It was not long before complaints and accusations of FAES wrongdoing began to pour in.
‘Instrument to instill fear’
Bachelet, non-governmental organisations and relatives of the dead say the special forces are acting beyond the law, primarily in poor urban areas.
They stand accused of shooting young men at point-blank range, inventing gun battles to cover their tracks, hiding autopsy reports and preventing relatives from seeing any official files.
In a report published in July, Bachelet said she suspected that the Venezuelan authorities were using the FAES and other security forces “as an instrument to instill fear in the population and to maintain social control.”
Carmen Arroyo’s only son Cristian Charris was slain in September 2018.
“Given that the government knows it’s not popular in poor areas, it’s sending these assassins to intimidate people and make sure no one rises up to contest the violations of our rights,” she says.
Maduro has accused Bachelet of lying in her report, and said: “Support the FAES! Long live the FAES!”
When the interior ministry — which oversees the FAES — was repeatedly asked for comment, it did not reply.
According to official data, 17 849 people died from 2016 through May 2019 in cases involving “resisting authorities.”
For Bachelet, these deaths attributable to security forces — all units — could in many cases be considered extrajudicial killings.
The FAES purposefully projects an image that is meant to instill fear in the locals.
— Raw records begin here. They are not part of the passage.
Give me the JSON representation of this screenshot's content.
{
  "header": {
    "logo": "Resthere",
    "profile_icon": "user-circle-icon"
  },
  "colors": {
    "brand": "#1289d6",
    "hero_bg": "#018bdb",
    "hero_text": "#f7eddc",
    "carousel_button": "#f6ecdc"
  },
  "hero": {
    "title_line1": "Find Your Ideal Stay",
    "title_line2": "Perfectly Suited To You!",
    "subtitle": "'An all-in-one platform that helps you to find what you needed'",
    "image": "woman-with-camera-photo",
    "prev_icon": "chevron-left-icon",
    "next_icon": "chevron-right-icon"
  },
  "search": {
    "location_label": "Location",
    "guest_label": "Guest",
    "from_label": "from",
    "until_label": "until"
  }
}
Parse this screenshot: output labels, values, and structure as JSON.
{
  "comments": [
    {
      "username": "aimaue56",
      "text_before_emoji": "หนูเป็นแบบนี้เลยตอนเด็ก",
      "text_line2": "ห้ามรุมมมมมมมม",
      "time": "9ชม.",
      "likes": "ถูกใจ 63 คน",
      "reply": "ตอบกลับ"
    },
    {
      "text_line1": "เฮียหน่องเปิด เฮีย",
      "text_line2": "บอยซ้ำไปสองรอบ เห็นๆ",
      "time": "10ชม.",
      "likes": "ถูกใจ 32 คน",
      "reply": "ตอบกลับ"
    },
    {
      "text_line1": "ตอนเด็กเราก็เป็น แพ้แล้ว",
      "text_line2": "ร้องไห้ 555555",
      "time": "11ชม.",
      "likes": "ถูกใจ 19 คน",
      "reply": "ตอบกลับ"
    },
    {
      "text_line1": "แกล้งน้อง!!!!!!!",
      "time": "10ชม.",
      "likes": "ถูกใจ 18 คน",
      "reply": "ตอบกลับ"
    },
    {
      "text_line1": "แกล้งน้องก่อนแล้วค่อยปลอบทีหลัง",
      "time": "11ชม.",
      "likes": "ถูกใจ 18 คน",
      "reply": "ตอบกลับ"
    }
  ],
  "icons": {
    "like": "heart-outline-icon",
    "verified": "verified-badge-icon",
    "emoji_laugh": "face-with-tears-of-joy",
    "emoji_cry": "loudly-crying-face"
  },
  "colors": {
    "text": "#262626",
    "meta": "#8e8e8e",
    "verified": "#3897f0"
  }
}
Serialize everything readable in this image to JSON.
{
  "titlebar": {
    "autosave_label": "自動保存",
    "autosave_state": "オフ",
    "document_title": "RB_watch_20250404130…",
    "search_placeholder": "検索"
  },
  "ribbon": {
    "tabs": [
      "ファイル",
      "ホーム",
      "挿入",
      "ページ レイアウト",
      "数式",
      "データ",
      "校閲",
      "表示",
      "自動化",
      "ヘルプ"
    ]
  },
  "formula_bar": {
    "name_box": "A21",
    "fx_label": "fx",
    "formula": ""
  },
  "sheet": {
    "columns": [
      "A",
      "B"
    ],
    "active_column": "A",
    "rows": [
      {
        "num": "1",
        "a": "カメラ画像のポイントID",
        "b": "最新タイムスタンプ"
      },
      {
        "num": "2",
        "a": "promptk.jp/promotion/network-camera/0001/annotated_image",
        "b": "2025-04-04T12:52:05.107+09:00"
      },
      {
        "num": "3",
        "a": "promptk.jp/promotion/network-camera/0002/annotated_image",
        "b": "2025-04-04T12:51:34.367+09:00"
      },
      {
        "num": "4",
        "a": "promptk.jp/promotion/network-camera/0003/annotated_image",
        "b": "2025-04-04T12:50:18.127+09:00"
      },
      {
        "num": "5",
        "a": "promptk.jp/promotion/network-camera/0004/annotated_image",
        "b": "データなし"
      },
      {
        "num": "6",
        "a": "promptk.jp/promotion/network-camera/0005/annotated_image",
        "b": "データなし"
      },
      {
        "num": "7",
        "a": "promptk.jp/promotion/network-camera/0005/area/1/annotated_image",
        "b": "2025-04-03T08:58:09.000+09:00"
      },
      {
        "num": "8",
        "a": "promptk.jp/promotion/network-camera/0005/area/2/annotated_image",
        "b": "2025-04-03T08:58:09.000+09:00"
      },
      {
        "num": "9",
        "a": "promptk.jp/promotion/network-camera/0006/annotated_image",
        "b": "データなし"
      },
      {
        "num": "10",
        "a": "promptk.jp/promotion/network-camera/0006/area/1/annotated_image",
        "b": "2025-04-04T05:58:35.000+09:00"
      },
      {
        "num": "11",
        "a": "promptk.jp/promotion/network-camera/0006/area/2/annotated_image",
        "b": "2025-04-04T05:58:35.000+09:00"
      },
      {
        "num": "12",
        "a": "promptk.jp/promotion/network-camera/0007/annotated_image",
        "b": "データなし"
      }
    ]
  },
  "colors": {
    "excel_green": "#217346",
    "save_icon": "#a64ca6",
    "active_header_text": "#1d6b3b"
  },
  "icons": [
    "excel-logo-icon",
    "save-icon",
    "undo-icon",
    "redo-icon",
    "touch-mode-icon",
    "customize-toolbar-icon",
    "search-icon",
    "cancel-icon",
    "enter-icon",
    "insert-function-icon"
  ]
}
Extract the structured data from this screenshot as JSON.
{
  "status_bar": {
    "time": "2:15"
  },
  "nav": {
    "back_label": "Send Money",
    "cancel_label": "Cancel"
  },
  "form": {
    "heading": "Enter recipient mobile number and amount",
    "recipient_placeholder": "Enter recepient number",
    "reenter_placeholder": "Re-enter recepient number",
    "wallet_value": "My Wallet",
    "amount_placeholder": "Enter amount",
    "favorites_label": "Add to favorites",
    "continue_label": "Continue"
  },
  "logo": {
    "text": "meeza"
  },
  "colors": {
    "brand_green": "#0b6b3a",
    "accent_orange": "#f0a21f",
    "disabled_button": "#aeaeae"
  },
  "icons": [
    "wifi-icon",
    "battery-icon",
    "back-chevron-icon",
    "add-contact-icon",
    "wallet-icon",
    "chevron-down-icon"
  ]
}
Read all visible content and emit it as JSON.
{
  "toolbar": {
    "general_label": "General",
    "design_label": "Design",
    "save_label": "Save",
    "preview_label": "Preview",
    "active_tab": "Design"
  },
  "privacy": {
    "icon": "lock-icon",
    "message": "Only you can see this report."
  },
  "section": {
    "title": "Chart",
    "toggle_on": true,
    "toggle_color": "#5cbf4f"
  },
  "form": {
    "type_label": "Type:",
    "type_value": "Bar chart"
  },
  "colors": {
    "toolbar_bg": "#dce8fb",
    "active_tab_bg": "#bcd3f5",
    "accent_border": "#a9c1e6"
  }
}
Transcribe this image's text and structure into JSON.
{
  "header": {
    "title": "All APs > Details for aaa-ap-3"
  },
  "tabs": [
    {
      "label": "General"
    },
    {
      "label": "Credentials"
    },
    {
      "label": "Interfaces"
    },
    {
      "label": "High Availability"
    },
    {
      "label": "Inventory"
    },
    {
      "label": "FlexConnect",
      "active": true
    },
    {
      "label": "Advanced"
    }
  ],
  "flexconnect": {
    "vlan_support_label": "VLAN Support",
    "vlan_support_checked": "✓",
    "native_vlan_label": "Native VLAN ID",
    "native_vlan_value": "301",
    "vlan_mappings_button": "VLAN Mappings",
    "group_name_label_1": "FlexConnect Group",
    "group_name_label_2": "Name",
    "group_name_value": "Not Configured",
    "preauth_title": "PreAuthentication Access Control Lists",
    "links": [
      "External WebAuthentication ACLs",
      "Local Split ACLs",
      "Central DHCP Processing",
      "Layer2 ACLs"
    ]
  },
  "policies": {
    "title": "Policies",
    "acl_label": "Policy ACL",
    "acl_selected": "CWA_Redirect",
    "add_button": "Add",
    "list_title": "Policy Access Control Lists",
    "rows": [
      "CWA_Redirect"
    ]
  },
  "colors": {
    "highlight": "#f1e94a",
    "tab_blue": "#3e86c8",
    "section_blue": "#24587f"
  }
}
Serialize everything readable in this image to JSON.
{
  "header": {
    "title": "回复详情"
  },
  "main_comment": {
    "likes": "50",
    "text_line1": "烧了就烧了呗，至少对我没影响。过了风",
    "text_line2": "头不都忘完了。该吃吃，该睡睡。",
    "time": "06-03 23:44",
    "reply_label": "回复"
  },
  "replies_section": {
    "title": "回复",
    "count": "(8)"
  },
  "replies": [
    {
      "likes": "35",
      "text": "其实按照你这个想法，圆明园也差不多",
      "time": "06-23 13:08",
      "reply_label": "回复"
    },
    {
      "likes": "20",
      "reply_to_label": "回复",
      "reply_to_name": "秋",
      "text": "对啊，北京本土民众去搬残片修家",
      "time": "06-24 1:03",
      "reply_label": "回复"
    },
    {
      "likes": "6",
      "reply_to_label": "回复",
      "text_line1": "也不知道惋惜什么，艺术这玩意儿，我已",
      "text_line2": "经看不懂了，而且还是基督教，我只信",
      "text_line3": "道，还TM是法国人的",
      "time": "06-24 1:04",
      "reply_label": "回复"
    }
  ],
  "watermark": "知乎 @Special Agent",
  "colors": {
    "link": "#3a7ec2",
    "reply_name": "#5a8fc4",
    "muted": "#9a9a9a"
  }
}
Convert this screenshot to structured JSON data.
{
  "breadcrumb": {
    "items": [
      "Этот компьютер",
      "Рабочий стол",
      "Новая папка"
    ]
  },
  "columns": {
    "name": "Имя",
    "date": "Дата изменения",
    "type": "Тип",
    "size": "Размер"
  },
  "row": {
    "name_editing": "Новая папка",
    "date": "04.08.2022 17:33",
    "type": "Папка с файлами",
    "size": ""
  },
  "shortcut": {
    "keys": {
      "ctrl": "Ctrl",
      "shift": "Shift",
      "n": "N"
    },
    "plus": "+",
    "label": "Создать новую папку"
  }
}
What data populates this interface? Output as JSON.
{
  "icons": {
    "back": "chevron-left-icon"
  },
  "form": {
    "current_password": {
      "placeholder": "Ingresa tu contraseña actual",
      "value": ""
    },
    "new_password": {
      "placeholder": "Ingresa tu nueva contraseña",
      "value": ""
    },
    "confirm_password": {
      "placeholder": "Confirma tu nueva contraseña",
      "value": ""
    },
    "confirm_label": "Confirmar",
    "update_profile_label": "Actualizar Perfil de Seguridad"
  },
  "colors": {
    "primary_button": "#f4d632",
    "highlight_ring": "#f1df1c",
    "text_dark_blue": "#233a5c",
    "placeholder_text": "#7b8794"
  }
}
Members wear black tactical gear, often cover their faces, and have a skull patch stitched to their sleeves.
Nothing is known about where the agents are recruited. No one even knows how many agents are in the FAES.
They sometimes display the bodies of their victims “as examples,” according to witness accounts relayed to Cofavic.
The head of the unit, Rafael Bastardo, is under US sanctions. Washington has accused him of human rights violations.
At a Caracas cemetery, Ruth Perez is mourning her 21-year-old nephew Johander, who she says was killed by the FAES a few days earlier.
His grave is next to that of her brother-in-law Wuilkerman Ruiz, who witnesses say died in the same raid in Petare, one of the greater Caracas area’s biggest slums.
Neighbors say they saw Johander on his knees, blindfolded. Then they were confined to their homes. They heard gunshots. The family found his body in the road.
Relatives say the FAES accused Johander of being a thief.
Perez had already lost her brother Jesse in July 2018, and her nephew Yondris this past August — both of them also victims of the FAES, she says.
According to Cofavic founder Liliana Ortega, 98% of the deaths attributable to the FAES go unpunished because “most of the time, the inquiry never gets past the preliminary stage.”
Prosecutors say that since 2017, 695 members of Venezuela’s security forces have been prosecuted for murder, torture, unlawful arrests and home invasions. Of those, 109 have been convicted.
AFP asked prosecutors if any of those tried or convicted were FAES members, but got no response.
In Petare, Arroyo said she waited more than a year to see the file of her dead son.
Charris, 25, died of a gunshot wound as he made his way home from a birthday party thrown in his honor.
A witness told Arroyo that Cristian put his hands in the air, but FAES agents shot him anyway.
In their report, the elite unit said Cristian was a criminal. But according to police records, he had no rap sheet at all.
His family says the agents planted a gun next to Cristian’s dead body. Arroyo says one expert noticed that the placement of the gun relative to the body didn’t make sense.
“If I at least knew that the cop who killed my son was in prison, I would feel more at peace,” she said, revealing her determination to “get justice.”
© Agence France-Presse